The first young, female black governor of the Reserve Bank in South Africa. The governors are always pretty old so I would like to add a bit of youth and female energy to the Reserve Bank.
What was the highlight of your trip?
This was my first time going to Nigeria and it was amazing to be there as it is such a beautiful country. The nightlife is also so much fun and the people there are incredibly hospitable. I felt like royalty because they were so hospitable.
What was a low from your trip?
The low was definitely the humidity and the lack of punctuality from the community as a whole. I am a very punctual person and this frustrated me a lot. But you know, at least the humidity helped with my skin.
What do you think is the biggest thing holding the youth back?
Education and unemployment. I also think that often the youth expects things to be placed into their laps as opposed to going out to get the opportunities. Like when we were out at the conference, there were many CEOs who were willing to give the youth funding for their ideas. I think that often the youth are lazy to write proposals and everything.
How do you manage being head of ABSIP society and not seeing academic flames?
I meet my commitments for Golden Key and the society in the afternoons and work on school work in the mornings and evenings. My weekends are also filled up by my academic work.
On Sunday mornings, while most people go to church, inner-city Jozi becomes a refuge for urban youth looking for spaces to express themselves.
The Grove Market in Braamfontein turns into a platform where urban cool kids like Mpumelelo Mfula and Andile Jila meet to further their cause. Vintage print jackets and tweed pencil skirts constitute their voice of protest – affordability and exclusivity providing them with a weapon against urban consumerism.
Thrift shopping or “thrifting”, as it is commonly called, is the art of finding one-of-a-kind items of clothing at markets and buying them for next to nothing.
A stall owner, who would give her name only as S’ponono, sees thrifting as her way of sharing her sense of style with the world. While doing her regular price negotiations she said: “I just feel like, if I’ve seen a piece for too long, I have to give it away.”
This is at the centre of thrifting culture – the sharing of exclusive items with people who share your passion for being different.
While profit is not the main goal, thrifters benefit from the income they make. Andile Jila, 1st year BA, uses the money he makes from thrifting to pay his fees.
“I’m paying the NSFAS interest, I buy my own books and I have to live. I’m surviving, though. Girls love clothes.”
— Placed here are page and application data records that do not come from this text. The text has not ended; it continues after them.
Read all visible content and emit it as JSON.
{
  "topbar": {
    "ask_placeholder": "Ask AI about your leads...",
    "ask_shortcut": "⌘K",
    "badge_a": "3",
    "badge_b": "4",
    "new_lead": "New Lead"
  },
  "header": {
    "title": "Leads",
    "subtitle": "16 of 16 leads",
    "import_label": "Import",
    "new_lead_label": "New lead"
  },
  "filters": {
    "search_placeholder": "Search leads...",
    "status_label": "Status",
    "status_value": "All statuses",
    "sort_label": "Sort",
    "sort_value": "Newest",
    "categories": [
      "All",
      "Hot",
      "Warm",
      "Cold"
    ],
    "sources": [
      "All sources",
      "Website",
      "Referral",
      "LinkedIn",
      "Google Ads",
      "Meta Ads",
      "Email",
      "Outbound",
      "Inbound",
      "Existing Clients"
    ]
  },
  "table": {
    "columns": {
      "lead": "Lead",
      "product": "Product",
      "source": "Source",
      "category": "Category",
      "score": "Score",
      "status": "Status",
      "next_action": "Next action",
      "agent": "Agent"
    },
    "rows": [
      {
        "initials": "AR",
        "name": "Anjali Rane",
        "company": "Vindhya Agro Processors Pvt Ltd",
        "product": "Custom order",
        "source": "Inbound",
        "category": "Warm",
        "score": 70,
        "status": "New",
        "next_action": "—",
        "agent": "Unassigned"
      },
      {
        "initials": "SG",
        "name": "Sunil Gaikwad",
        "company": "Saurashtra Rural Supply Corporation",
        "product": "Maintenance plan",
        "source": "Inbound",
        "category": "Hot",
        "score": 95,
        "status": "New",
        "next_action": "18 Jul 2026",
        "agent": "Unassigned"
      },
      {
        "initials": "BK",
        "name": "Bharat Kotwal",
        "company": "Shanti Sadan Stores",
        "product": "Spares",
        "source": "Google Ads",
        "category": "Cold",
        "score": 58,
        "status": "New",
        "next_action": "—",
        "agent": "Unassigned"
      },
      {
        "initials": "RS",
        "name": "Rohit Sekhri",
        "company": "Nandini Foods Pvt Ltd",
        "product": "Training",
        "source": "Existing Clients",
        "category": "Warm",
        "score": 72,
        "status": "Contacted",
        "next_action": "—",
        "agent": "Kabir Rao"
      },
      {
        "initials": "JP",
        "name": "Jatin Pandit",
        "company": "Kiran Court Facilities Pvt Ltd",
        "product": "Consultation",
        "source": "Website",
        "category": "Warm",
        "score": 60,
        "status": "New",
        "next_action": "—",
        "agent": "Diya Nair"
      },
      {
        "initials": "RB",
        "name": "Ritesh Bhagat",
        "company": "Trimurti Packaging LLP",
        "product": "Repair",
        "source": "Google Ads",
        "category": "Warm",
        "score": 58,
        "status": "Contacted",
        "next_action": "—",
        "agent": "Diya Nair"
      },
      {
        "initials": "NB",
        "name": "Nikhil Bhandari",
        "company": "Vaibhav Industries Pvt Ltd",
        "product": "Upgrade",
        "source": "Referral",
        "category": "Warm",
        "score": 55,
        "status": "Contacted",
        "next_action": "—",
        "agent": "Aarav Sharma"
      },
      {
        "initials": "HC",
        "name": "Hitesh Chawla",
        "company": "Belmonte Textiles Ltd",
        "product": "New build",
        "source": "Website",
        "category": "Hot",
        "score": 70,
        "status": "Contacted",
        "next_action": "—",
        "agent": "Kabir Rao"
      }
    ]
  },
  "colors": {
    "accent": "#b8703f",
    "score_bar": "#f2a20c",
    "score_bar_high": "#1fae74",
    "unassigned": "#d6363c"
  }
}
Thrift stores have evolved from selling women’s clothing only, to becoming mini-department stores in their own right.
Bright African wax print bow ties and colourful clutch bags are some signature Babatunde brand items sold by Mfula, who started wearing the bright hats and matching ‘90s style sweaters when he was a Witsie years ago.
“It all started from varsity culture and wanting to be unique. I started wearing certain things before they were popular and that became my form of expression.”
Mfula, who has an honours degree in Politics, admits that thrifting is an unusual career choice for a graduate.
“People always say: ‘You have two degrees, you could do so much with that’, and I could be, but I’d be dying on the inside. I believe I’m part of a movement of urban politics.
“About five years ago we would take our money and spend it at the malls. Now our money stays in these circles and we benefit from our culture by developing an economy. It’s quite progressive.”
Asked if he felt the money from thrifting could sustain him long-term, Mfula admitted the average person would not think so but that it was good enough for the lifestyle he preferred – a “humble” one.
Mfula plans to grow his online store and one day develop pop-up stores around the country. “I want to promote the street culture that comes with thrifting and have stores for a few months in different spaces.”
He said it was important to remember that living with purpose wasn’t easy. “I’m building from the ground up and taking a stand in what I feel is an urban politics.”